§ **Task objective**: Copy the records below exactly, omitting any pictures they contain.

(Dataset rows describing interfaces)
□ □ □ □ □
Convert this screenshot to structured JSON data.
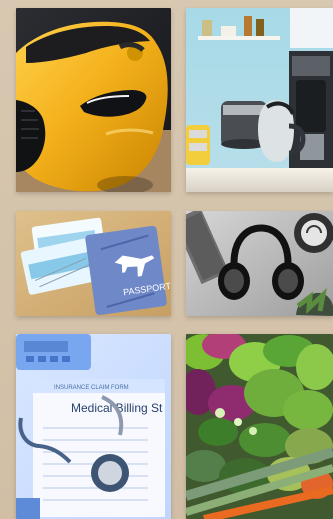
{
  "gallery": {
    "tiles": [
      {
        "icon": "car-image"
      },
      {
        "icon": "kitchen-appliances-image"
      },
      {
        "icon": "travel-passport-image",
        "passport_label": "PASSPORT"
      },
      {
        "icon": "headphones-image"
      },
      {
        "icon": "medical-billing-image",
        "doc_header": "INSURANCE CLAIM FORM",
        "doc_title": "Medical Billing St"
      },
      {
        "icon": "vegetables-image"
      }
    ]
  },
  "colors": {
    "background": "#d4c3ab",
    "car": "#f3b11a",
    "passport": "#6f88c8",
    "document": "#f7f9ff"
  }
}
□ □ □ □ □
§ **Solution below**:
Convert this screenshot to structured JSON data.
{
  "gallery": {
    "tiles": [
      {
        "icon": "car-image"
      },
      {
        "icon": "kitchen-appliances-image"
      },
      {
        "icon": "travel-passport-image",
        "passport_label": "PASSPORT"
      },
      {
        "icon": "headphones-image"
      },
      {
        "icon": "medical-billing-image",
        "doc_header": "INSURANCE CLAIM FORM",
        "doc_title": "Medical Billing St"
      },
      {
        "icon": "vegetables-image"
      }
    ]
  },
  "colors": {
    "background": "#d4c3ab",
    "car": "#f3b11a",
    "passport": "#6f88c8",
    "document": "#f7f9ff"
  }
}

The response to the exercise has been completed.